Problem to solve:
Whenever a line below holds the word "icon", count it; please give only the final number.

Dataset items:
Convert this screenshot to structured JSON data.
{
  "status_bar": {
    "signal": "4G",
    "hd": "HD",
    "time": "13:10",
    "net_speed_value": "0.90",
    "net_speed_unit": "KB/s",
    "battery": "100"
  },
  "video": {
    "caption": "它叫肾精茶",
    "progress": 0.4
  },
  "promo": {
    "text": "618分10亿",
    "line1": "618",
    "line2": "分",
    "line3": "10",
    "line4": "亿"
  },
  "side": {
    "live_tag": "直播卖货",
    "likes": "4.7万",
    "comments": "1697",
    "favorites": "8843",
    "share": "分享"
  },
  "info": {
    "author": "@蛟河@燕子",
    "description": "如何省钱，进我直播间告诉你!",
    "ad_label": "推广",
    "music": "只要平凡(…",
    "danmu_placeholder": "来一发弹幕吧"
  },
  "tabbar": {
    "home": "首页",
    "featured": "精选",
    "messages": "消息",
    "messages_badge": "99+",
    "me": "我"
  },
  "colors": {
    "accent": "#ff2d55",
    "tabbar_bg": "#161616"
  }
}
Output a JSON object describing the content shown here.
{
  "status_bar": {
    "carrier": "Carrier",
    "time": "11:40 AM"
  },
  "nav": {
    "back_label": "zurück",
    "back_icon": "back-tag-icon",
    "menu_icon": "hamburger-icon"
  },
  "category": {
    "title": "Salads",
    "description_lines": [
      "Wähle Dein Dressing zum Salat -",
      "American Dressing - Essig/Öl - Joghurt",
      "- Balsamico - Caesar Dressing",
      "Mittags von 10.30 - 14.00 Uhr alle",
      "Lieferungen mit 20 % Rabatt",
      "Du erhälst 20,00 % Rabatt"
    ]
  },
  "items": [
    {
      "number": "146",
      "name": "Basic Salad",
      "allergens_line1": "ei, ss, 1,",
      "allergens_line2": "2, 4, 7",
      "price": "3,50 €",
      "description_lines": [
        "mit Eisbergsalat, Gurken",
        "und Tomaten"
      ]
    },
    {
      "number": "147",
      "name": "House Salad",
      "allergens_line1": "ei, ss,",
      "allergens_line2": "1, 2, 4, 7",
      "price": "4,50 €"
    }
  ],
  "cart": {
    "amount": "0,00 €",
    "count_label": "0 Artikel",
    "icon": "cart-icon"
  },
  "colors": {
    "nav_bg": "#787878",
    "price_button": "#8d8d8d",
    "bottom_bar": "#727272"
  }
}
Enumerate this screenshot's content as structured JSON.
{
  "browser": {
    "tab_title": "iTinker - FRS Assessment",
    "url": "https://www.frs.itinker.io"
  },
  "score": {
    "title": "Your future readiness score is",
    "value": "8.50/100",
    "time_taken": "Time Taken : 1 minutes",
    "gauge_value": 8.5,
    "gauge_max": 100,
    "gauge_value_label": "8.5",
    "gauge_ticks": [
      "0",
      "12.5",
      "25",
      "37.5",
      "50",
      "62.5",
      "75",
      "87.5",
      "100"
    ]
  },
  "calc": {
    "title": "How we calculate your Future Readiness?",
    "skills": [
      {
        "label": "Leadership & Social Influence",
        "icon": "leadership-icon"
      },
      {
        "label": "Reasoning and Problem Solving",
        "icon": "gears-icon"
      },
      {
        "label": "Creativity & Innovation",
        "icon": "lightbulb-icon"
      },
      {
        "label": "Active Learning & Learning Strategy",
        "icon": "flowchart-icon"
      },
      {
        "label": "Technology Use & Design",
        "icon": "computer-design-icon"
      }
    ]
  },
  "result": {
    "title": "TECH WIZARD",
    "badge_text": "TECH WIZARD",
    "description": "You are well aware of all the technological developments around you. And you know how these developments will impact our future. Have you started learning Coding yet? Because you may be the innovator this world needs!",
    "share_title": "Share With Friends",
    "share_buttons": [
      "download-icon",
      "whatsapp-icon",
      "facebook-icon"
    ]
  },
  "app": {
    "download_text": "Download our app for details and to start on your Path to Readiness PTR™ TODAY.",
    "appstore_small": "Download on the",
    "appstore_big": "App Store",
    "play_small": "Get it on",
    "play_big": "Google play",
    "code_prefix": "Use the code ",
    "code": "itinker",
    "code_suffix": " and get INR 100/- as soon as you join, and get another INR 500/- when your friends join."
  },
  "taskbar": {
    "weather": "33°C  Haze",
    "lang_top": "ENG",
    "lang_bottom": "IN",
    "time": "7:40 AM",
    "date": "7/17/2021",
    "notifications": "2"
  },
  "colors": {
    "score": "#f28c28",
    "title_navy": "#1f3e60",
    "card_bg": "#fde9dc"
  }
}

Solution to this exercise:
11